Monotonous, muffled sounds, which proved to be a by-product of the felt carpet fulling machine, came from the garage. I entered into a dark, narrow room full of dusty air and loud raucous noise from the farthest corner. The noise came from an iron machine, similar to a mangle although somewhat broader, that made a board drop down onto a rotating roller at regular intervals. A carpet in the making. In this way the machine took over the hard, manual work. The owner explained to me that certain processes had been automated almost 10 years ago. The machines were not only used in Al Bab, the centre of felt carpet production, but also in the countryside up to the border with Iraq. Previously, this work had actually been carried out by hand, or rather by foot. Two men would need 10 hours to produce a carpet like this; the machine took 24 hours. But when you think of the enormous effort required, then the machine was a welcome relief.
Fig. 3: A self-manufactured fulling machine at work – © Annegret Hafner (CC-BY-NC-ND)
Fig. 4: A carpet manufacturer rolls out a finished feld carpet in Al-Bab – © Annegret Hafner (CC-BY-NC-ND)
An old man in tattered clothes, his appearance characterised by his arduous work, beaming with delight, demonstrated to us what the foot work had been like earlier. With one leg on the carpet roll, the other on the floor, and his hands on his front leg for support, he trod energetically against the roll in a steady rhythm. This way, the roll was moved forwards until it could go no further and then the man simply changed direction.
Astonishingly enough, there were still 400 workshops in Al Bab ten years ago (1998), a mere six of which had survived at the time of my journey in 2008. The automated production, the new use of polypropylene and acrylics together with the immense physical effort had the effect that this trade was no longer worth it in terms of health and time. Many feltmakers developed lung cancer from the wool dust. This craft seemed to be on its last legs.

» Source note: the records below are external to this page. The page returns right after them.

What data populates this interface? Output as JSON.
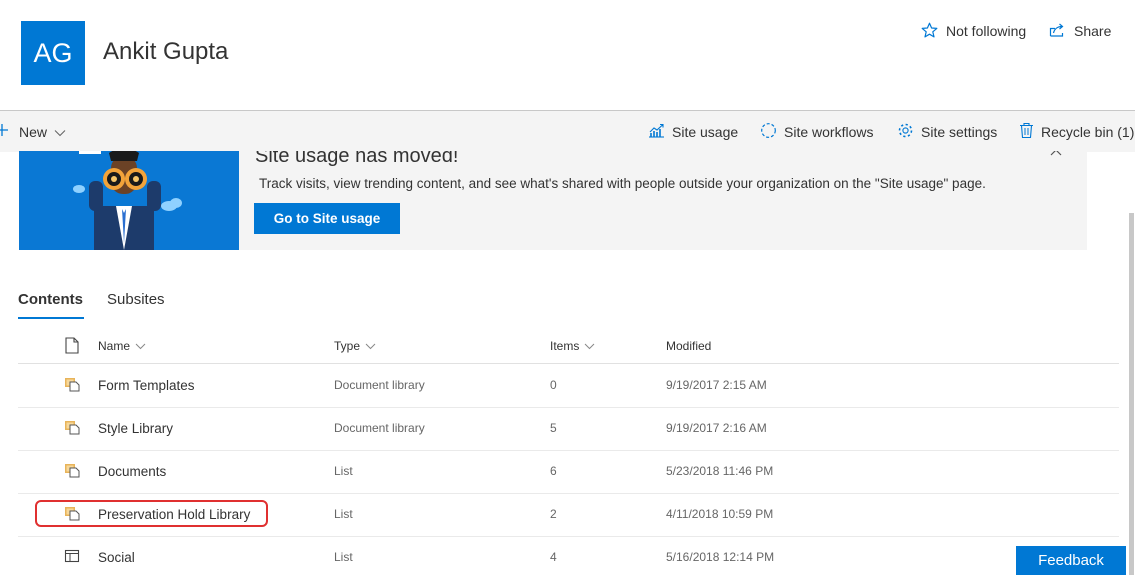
{
  "site": {
    "logo_initials": "AG",
    "title": "Ankit Gupta"
  },
  "header": {
    "follow_label": "Not following",
    "share_label": "Share"
  },
  "command_bar": {
    "new_label": "New",
    "site_usage_label": "Site usage",
    "site_workflows_label": "Site workflows",
    "site_settings_label": "Site settings",
    "recycle_bin_label": "Recycle bin (1)"
  },
  "banner": {
    "title": "Site usage has moved!",
    "text": "Track visits, view trending content, and see what's shared with people outside your organization on the \"Site usage\" page.",
    "button_label": "Go to Site usage"
  },
  "tabs": [
    {
      "label": "Contents",
      "active": true
    },
    {
      "label": "Subsites",
      "active": false
    }
  ],
  "table": {
    "columns": {
      "name": "Name",
      "type": "Type",
      "items": "Items",
      "modified": "Modified"
    },
    "rows": [
      {
        "icon": "library-icon",
        "name": "Form Templates",
        "type": "Document library",
        "items": "0",
        "modified": "9/19/2017 2:15 AM"
      },
      {
        "icon": "library-icon",
        "name": "Style Library",
        "type": "Document library",
        "items": "5",
        "modified": "9/19/2017 2:16 AM"
      },
      {
        "icon": "library-icon",
        "name": "Documents",
        "type": "List",
        "items": "6",
        "modified": "5/23/2018 11:46 PM"
      },
      {
        "icon": "library-icon",
        "name": "Preservation Hold Library",
        "type": "List",
        "items": "2",
        "modified": "4/11/2018 10:59 PM"
      },
      {
        "icon": "list-table-icon",
        "name": "Social",
        "type": "List",
        "items": "4",
        "modified": "5/16/2018 12:14 PM"
      }
    ]
  },
  "feedback_label": "Feedback",
  "colors": {
    "accent": "#0078d4",
    "highlight": "#e03030",
    "command_bar_bg": "#f4f4f4"
  }
}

Yet it still existed in the countryside, although with the aid of machines.
I was lucky in the neighbouring garage, where a carpet was in the process of being prepared, when I entered the rear part of the garage. The design, in the form of a stencil, was laid out on the ground in full size. The workers had already started spreading the coloured wool on the template. At first, the carpet in the making is built with the top side facing downwards. The design is mirrored. The extremely brilliant wool is built up layer by layer and finally covered by the wool in the base colour. Six kilos of wool are needed for one square metre of carpet. On calculating the final size, an amount of 30% is usually deducted, which is lost due to the wool shrinking. This wool comes from the surrounding area, or the customer brings the wool into the workshop themselves. Unfortunately, I wasn’t shown the following steps of the process. It can be assumed that the surface area is subsequently wetted and wrapped in cloth. After that the surface area is rolled up and laid in the machine. After two hours the roll is taken out, unrolled, turned over and then rolled up again. This is continued through to the final stage until the wool has become firmly matted and the desired size has been reached.
Back on the street I was presented with two other carpets, which were very vividly coloured compared with the previous one. Decorations in pink, red, lilac, and blue on a pale pink background. A very pleasant combination. I could imagine immediately what the effect of this carpet would be on the floor of a playroom, a bedroom, or for walking on. A firm yet warm surface which would stand out due to its uniqueness. This was the last time that such a carpet crossed my path.